OLYMPIC swimmers could be wearing heated jackets that reach temperatures of 50 degrees in Rio after early results showed they can improve lap times by half to three-quarters of a second.
University of Canberra PhD student Courtney McGowan is researching the impact of the jackets to help swimmers keep muscles warm in the marshalling area after British and Australian cyclists used ''hot pants'' to great advantage in London last year.
Ms McGowan said early results were very promising.
''This is swimming at an elite level, one hundredth of a second can make the difference between gold and silver,'' she said.
The first round of testing took six weeks and used 16 teenage swimmers who compete at the national level. The teens swam 100 metre freestyle four times. All the tests were done under race conditions with the lag between warming up and racing averaged to 30 minutes.
''During meets swimmers can be delayed for more than 25 minutes in the marshalling area before racing … they would have already swum laps to warm up and be wearing warm-up tracksuits but the advantage of the heated jacket is that it keeps the muscles warmer for longer.''
Ms McGowan said it was proven that maintenance of heat in the muscles helps performance.
''The most improved times were when the swimmers wore the heated jackets and did a four-minute dry land routine at 20 minutes.''
The four-minute routine included box jumps and stretches while wearing the jacket.
''By wearing the jacket after warm up the decrease in body temperature was about 0.1 degree.''
Ms McGowan said the other advantage of the jacket was that it saved the athlete's energy.
''It's a passive heat so it has the potential to reduce fatigue.''
Liam Barber is a freestyle swimmer. He swam a personal best of 53 seconds after using the heated jacket.

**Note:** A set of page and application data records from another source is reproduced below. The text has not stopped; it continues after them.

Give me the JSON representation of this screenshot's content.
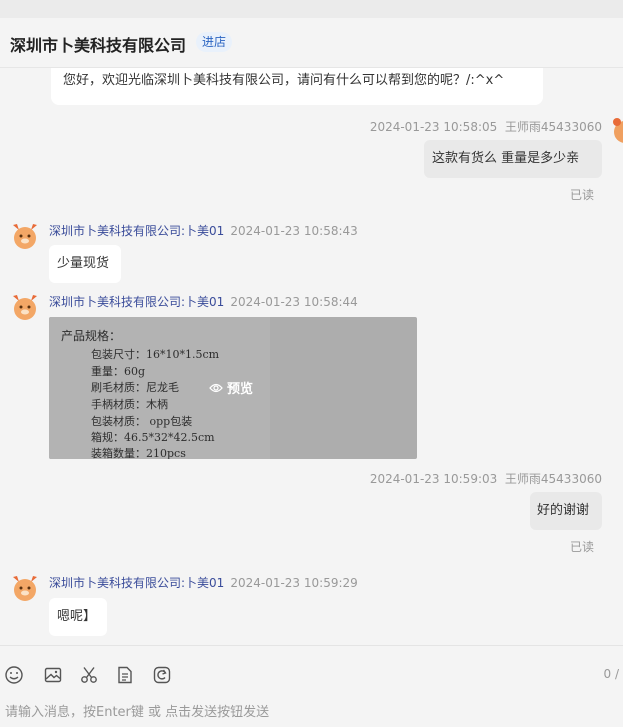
{
  "header": {
    "title": "深圳市卜美科技有限公司",
    "store_label": "进店"
  },
  "messages": {
    "welcome": "您好，欢迎光临深圳卜美科技有限公司，请问有什么可以帮到您的呢？/:^x^",
    "m1": {
      "time": "2024-01-23 10:58:05",
      "sender": "王师雨45433060",
      "text": "这款有货么  重量是多少亲",
      "status": "已读"
    },
    "m2": {
      "sender": "深圳市卜美科技有限公司:卜美01",
      "time": "2024-01-23 10:58:43",
      "text": "少量现货"
    },
    "m3": {
      "sender": "深圳市卜美科技有限公司:卜美01",
      "time": "2024-01-23 10:58:44",
      "image": {
        "title": "产品规格：",
        "lines": [
          "包装尺寸：16*10*1.5cm",
          "重量：60g",
          "刷毛材质：尼龙毛",
          "手柄材质：木柄",
          "包装材质：  opp包装",
          "箱规：46.5*32*42.5cm",
          "装箱数量：210pcs"
        ],
        "preview_label": "预览"
      }
    },
    "m4": {
      "time": "2024-01-23 10:59:03",
      "sender": "王师雨45433060",
      "text": "好的谢谢",
      "status": "已读"
    },
    "m5": {
      "sender": "深圳市卜美科技有限公司:卜美01",
      "time": "2024-01-23 10:59:29",
      "text": "嗯呢】"
    }
  },
  "composer": {
    "placeholder": "请输入消息，按Enter键 或 点击发送按钮发送",
    "counter": "0 /",
    "tools": [
      "emoji-icon",
      "image-icon",
      "scissors-icon",
      "document-icon",
      "refresh-icon"
    ]
  }
}
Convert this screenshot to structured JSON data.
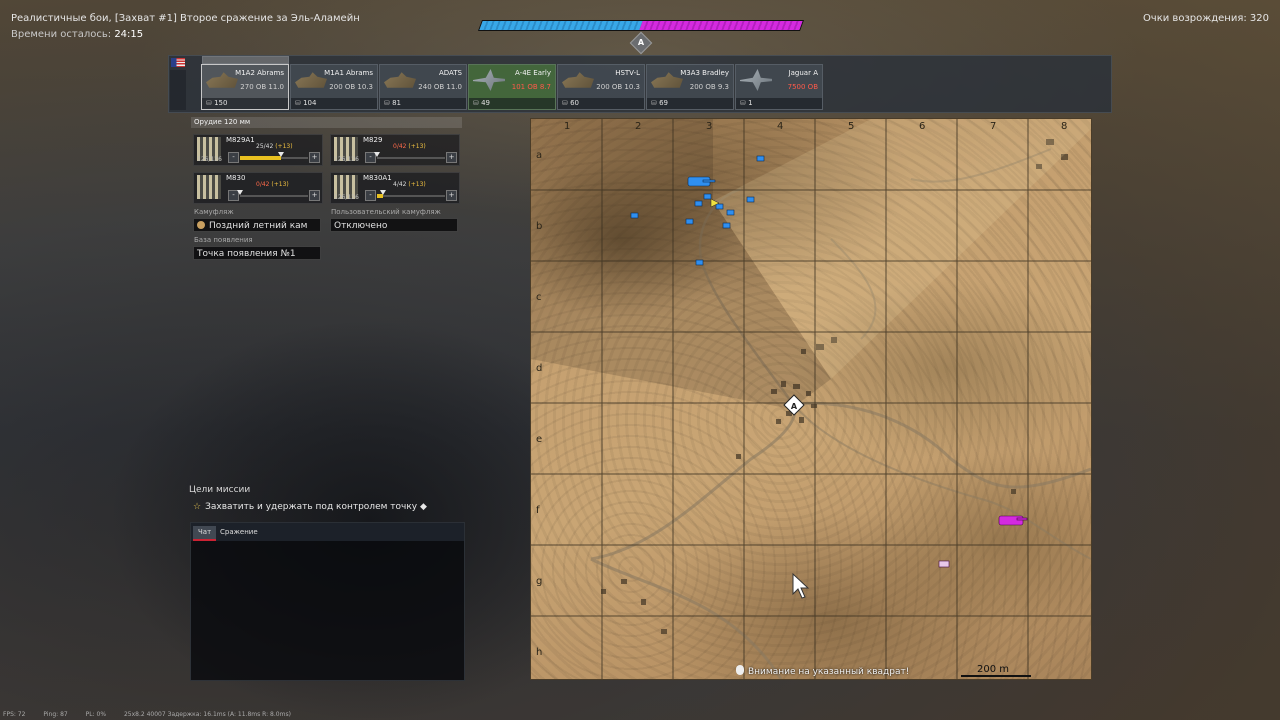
{
  "header": {
    "title": "Реалистичные бои, [Захват #1] Второе сражение за Эль-Аламейн",
    "time_label": "Времени осталось:",
    "time_value": "24:15",
    "respawn_points": "Очки возрождения: 320",
    "zone_letter": "A"
  },
  "score": {
    "blue_fraction": 0.5,
    "pink_fraction": 0.5,
    "blue_color": "#38a8e8",
    "pink_color": "#d42ae0"
  },
  "nation_flag": "usa-flag-icon",
  "vehicles": [
    {
      "name": "M1A2 Abrams",
      "br": "270 ОВ 11.0",
      "br_red": false,
      "count": "150",
      "selected": true,
      "type": "tank"
    },
    {
      "name": "M1A1 Abrams",
      "br": "200 ОВ 10.3",
      "br_red": false,
      "count": "104",
      "selected": false,
      "type": "tank"
    },
    {
      "name": "ADATS",
      "br": "240 ОВ 11.0",
      "br_red": false,
      "count": "81",
      "selected": false,
      "type": "tank"
    },
    {
      "name": "A-4E Early",
      "br": "101 ОВ 8.7",
      "br_red": true,
      "count": "49",
      "selected": false,
      "type": "plane"
    },
    {
      "name": "HSTV-L",
      "br": "200 ОВ 10.3",
      "br_red": false,
      "count": "60",
      "selected": false,
      "type": "tank"
    },
    {
      "name": "M3A3 Bradley",
      "br": "200 ОВ 9.3",
      "br_red": false,
      "count": "69",
      "selected": false,
      "type": "tank"
    },
    {
      "name": "Jaguar A",
      "br": "7500 ОВ",
      "br_red": true,
      "count": "1",
      "selected": false,
      "type": "plane"
    }
  ],
  "weapon": {
    "header": "Орудие 120 мм",
    "ammo": [
      {
        "name": "M829A1",
        "count": "25/42",
        "bonus": "(+13)",
        "hint": "126/126",
        "fill": 0.6,
        "red": false
      },
      {
        "name": "M829",
        "count": "0/42",
        "bonus": "(+13)",
        "hint": "126/126",
        "fill": 0.0,
        "red": true
      },
      {
        "name": "M830",
        "count": "0/42",
        "bonus": "(+13)",
        "hint": "",
        "fill": 0.0,
        "red": true
      },
      {
        "name": "M830A1",
        "count": "4/42",
        "bonus": "(+13)",
        "hint": "126/126",
        "fill": 0.09,
        "red": false
      }
    ]
  },
  "camo": {
    "label": "Камуфляж",
    "value": "Поздний летний кам"
  },
  "custom_camo": {
    "label": "Пользовательский камуфляж",
    "value": "Отключено"
  },
  "spawn": {
    "label": "База появления",
    "value": "Точка появления №1"
  },
  "mission": {
    "title": "Цели миссии",
    "objective": "Захватить и удержать под контролем точку"
  },
  "chat": {
    "tabs": [
      "Чат",
      "Сражение"
    ]
  },
  "map": {
    "columns": [
      "1",
      "2",
      "3",
      "4",
      "5",
      "6",
      "7",
      "8"
    ],
    "rows": [
      "a",
      "b",
      "c",
      "d",
      "e",
      "f",
      "g",
      "h"
    ],
    "scale": "200 m",
    "hint": "Внимание на указанный квадрат!"
  },
  "status_bar": {
    "fps": "FPS: 72",
    "ping": "Ping: 87",
    "pl": "PL: 0%",
    "extra": "25x8.2 40007 Задержка: 16.1ms (A: 11.8ms R: 8.0ms)"
  }
}
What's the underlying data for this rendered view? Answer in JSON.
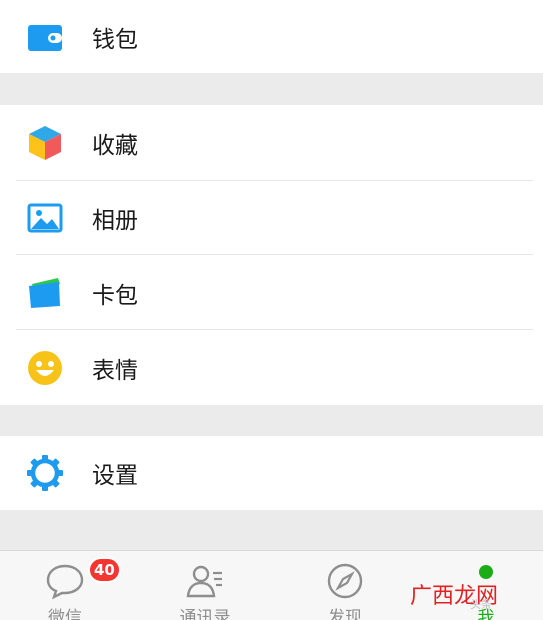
{
  "menu": {
    "wallet": {
      "label": "钱包",
      "icon": "wallet-icon"
    },
    "items": [
      {
        "label": "收藏",
        "icon": "favorites-cube-icon"
      },
      {
        "label": "相册",
        "icon": "album-image-icon"
      },
      {
        "label": "卡包",
        "icon": "card-wallet-icon"
      },
      {
        "label": "表情",
        "icon": "smiley-icon"
      }
    ],
    "settings": {
      "label": "设置",
      "icon": "gear-icon"
    }
  },
  "tabbar": {
    "tabs": [
      {
        "label": "微信",
        "icon": "chat-bubble-icon",
        "badge": "40",
        "active": false
      },
      {
        "label": "通讯录",
        "icon": "contacts-icon",
        "active": false
      },
      {
        "label": "发现",
        "icon": "compass-icon",
        "active": false
      },
      {
        "label": "我",
        "icon": "me-icon",
        "active": true
      }
    ]
  },
  "watermark": {
    "text": "广西龙网",
    "sub": "头条"
  },
  "colors": {
    "accent_green": "#1aad19",
    "badge_red": "#f43530",
    "wallet_blue": "#1d9bf0",
    "smiley_yellow": "#f7c318",
    "settings_blue": "#1d9bf0"
  }
}
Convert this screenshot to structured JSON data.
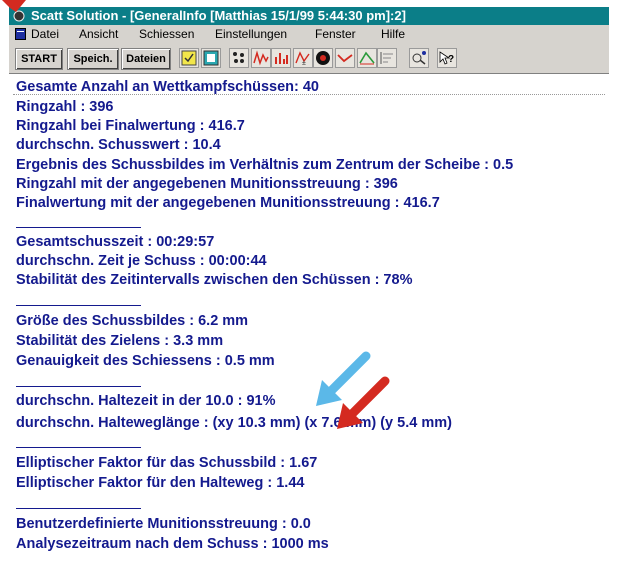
{
  "window": {
    "title": "Scatt Solution - [GeneralInfo [Matthias 15/1/99 5:44:30 pm]:2]"
  },
  "menu": {
    "items": [
      {
        "label": "Datei"
      },
      {
        "label": "Ansicht"
      },
      {
        "label": "Schiessen"
      },
      {
        "label": "Einstellungen"
      },
      {
        "label": "Fenster"
      },
      {
        "label": "Hilfe"
      }
    ]
  },
  "toolbar": {
    "start_label": "START",
    "save_label": "Speich.",
    "files_label": "Dateien",
    "icons": [
      "statistics-icon",
      "grid-icon",
      "dots-icon",
      "histogram-icon",
      "bar-chart-icon",
      "xy-chart-icon",
      "target-icon",
      "trace-icon",
      "line-chart-icon",
      "list-chart-icon",
      "zoom-icon",
      "help-icon"
    ]
  },
  "info": {
    "lines": [
      "Gesamte Anzahl an Wettkampfschüssen: 40",
      "Ringzahl : 396",
      "Ringzahl bei Finalwertung : 416.7",
      "durchschn. Schusswert : 10.4",
      "Ergebnis des Schussbildes im Verhältnis zum Zentrum der Scheibe :   0.5",
      "Ringzahl mit der angegebenen Munitionsstreuung : 396",
      "Finalwertung mit der angegebenen Munitionsstreuung : 416.7",
      "Gesamtschusszeit : 00:29:57",
      "durchschn. Zeit je Schuss : 00:00:44",
      "Stabilität des Zeitintervalls zwischen den Schüssen : 78%",
      "Größe des Schussbildes :  6.2 mm",
      "Stabilität des Zielens :  3.3 mm",
      "Genauigkeit des Schiessens :  0.5 mm",
      "durchschn. Haltezeit in der 10.0 : 91%",
      "durchschn. Halteweglänge : (xy   10.3 mm) (x    7.6 mm) (y    5.4 mm)",
      "Elliptischer Faktor für das Schussbild : 1.67",
      "Elliptischer Faktor für den Halteweg : 1.44",
      "Benutzerdefinierte Munitionsstreuung :  0.0",
      "Analysezeitraum nach dem Schuss : 1000 ms"
    ]
  },
  "colors": {
    "title_bar": "#0b7e88",
    "text": "#141a8e",
    "arrow_blue": "#5bb8e8",
    "arrow_red": "#d42a20"
  }
}
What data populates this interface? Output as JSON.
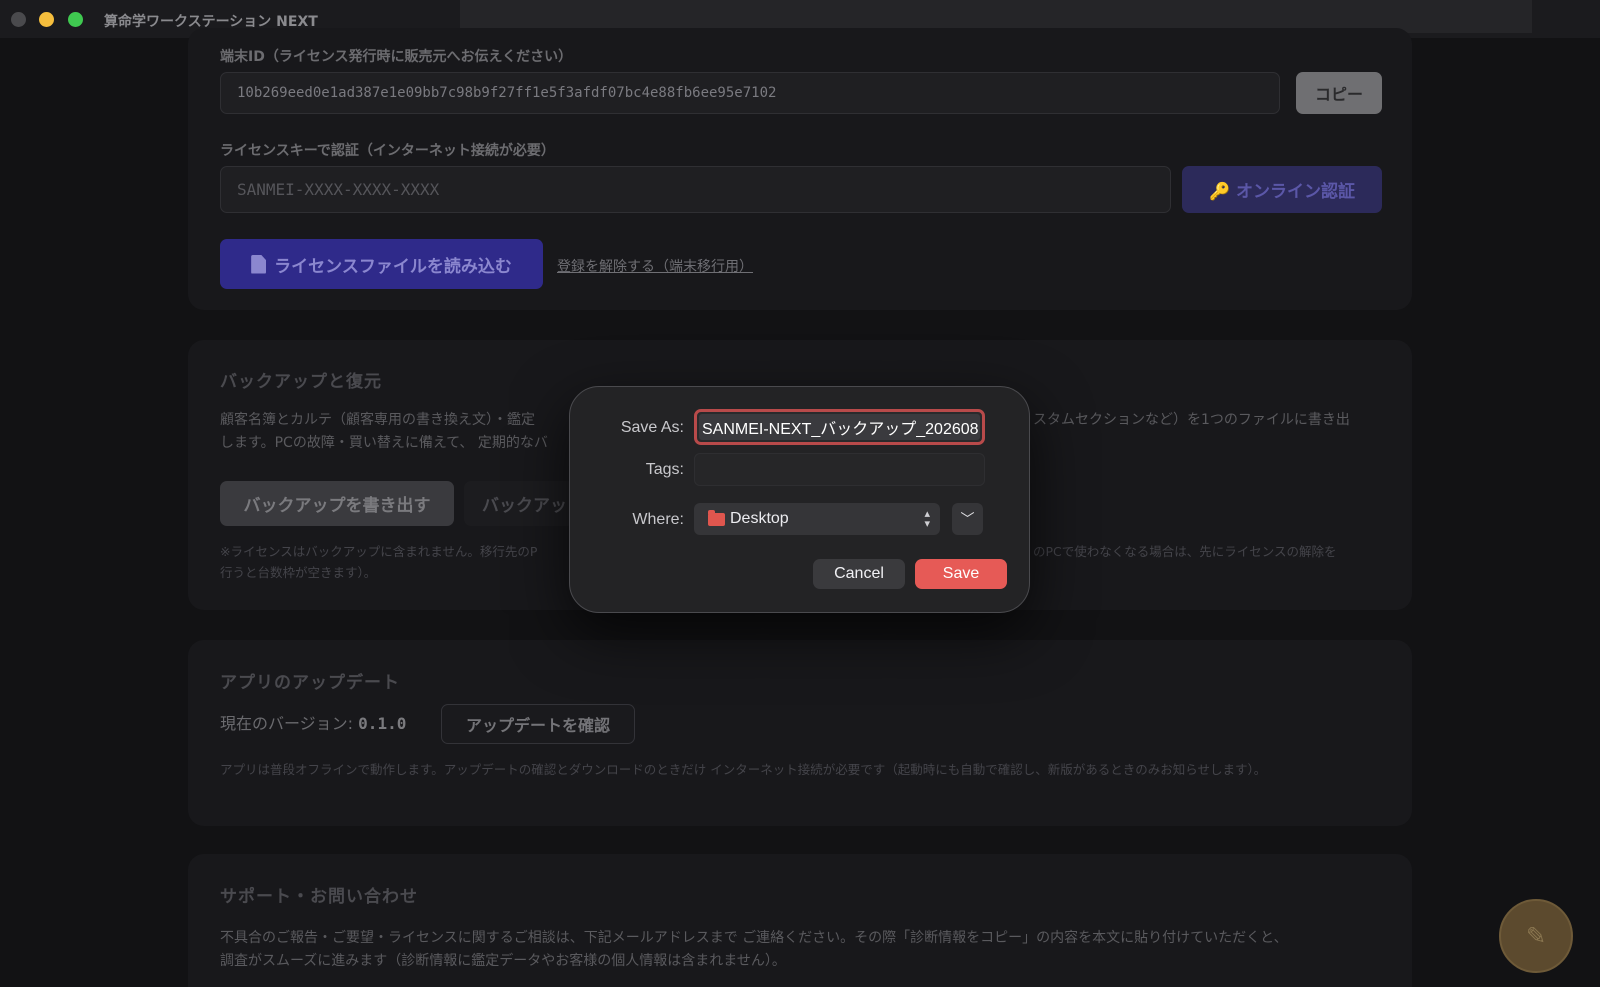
{
  "window": {
    "title": "算命学ワークステーション NEXT"
  },
  "license": {
    "device_id_label": "端末ID（ライセンス発行時に販売元へお伝えください）",
    "device_id_value": "10b269eed0e1ad387e1e09bb7c98b9f27ff1e5f3afdf07bc4e88fb6ee95e7102",
    "copy_label": "コピー",
    "key_label": "ライセンスキーで認証（インターネット接続が必要）",
    "key_placeholder": "SANMEI-XXXX-XXXX-XXXX",
    "online_auth_label": "🔑 オンライン認証",
    "load_file_icon": "document-icon",
    "load_file_label": "ライセンスファイルを読み込む",
    "unregister_link": "登録を解除する（端末移行用）"
  },
  "backup": {
    "title": "バックアップと復元",
    "description_part1": "顧客名簿とカルテ（顧客専用の書き換え文）・鑑定",
    "description_part2": "スタムセクションなど）を1つのファイルに書き出",
    "description_line2": "します。PCの故障・買い替えに備えて、 定期的なバ",
    "export_button": "バックアップを書き出す",
    "restore_button": "バックアッ",
    "note_part1": "※ライセンスはバックアップに含まれません。移行先のP",
    "note_part2": "のPCで使わなくなる場合は、先にライセンスの解除を",
    "note_line2": "行うと台数枠が空きます）。"
  },
  "update": {
    "title": "アプリのアップデート",
    "version_label": "現在のバージョン: ",
    "version_value": "0.1.0",
    "check_button": "アップデートを確認",
    "note": "アプリは普段オフラインで動作します。アップデートの確認とダウンロードのときだけ インターネット接続が必要です（起動時にも自動で確認し、新版があるときのみお知らせします）。"
  },
  "support": {
    "title": "サポート・お問い合わせ",
    "line1": "不具合のご報告・ご要望・ライセンスに関するご相談は、下記メールアドレスまで ご連絡ください。その際「診断情報をコピー」の内容を本文に貼り付けていただくと、",
    "line2": "調査がスムーズに進みます（診断情報に鑑定データやお客様の個人情報は含まれません）。"
  },
  "fab": {
    "icon": "pencil-icon",
    "glyph": "✎"
  },
  "save_dialog": {
    "save_as_label": "Save As:",
    "save_as_value": "SANMEI-NEXT_バックアップ_202608",
    "tags_label": "Tags:",
    "tags_value": "",
    "where_label": "Where:",
    "where_value": "Desktop",
    "cancel_label": "Cancel",
    "save_label": "Save"
  }
}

Competitive Olympic swimmers complete the same distance in about 47 seconds.
The 16-year-old said he was considering buying the jacket, which sells for about $250.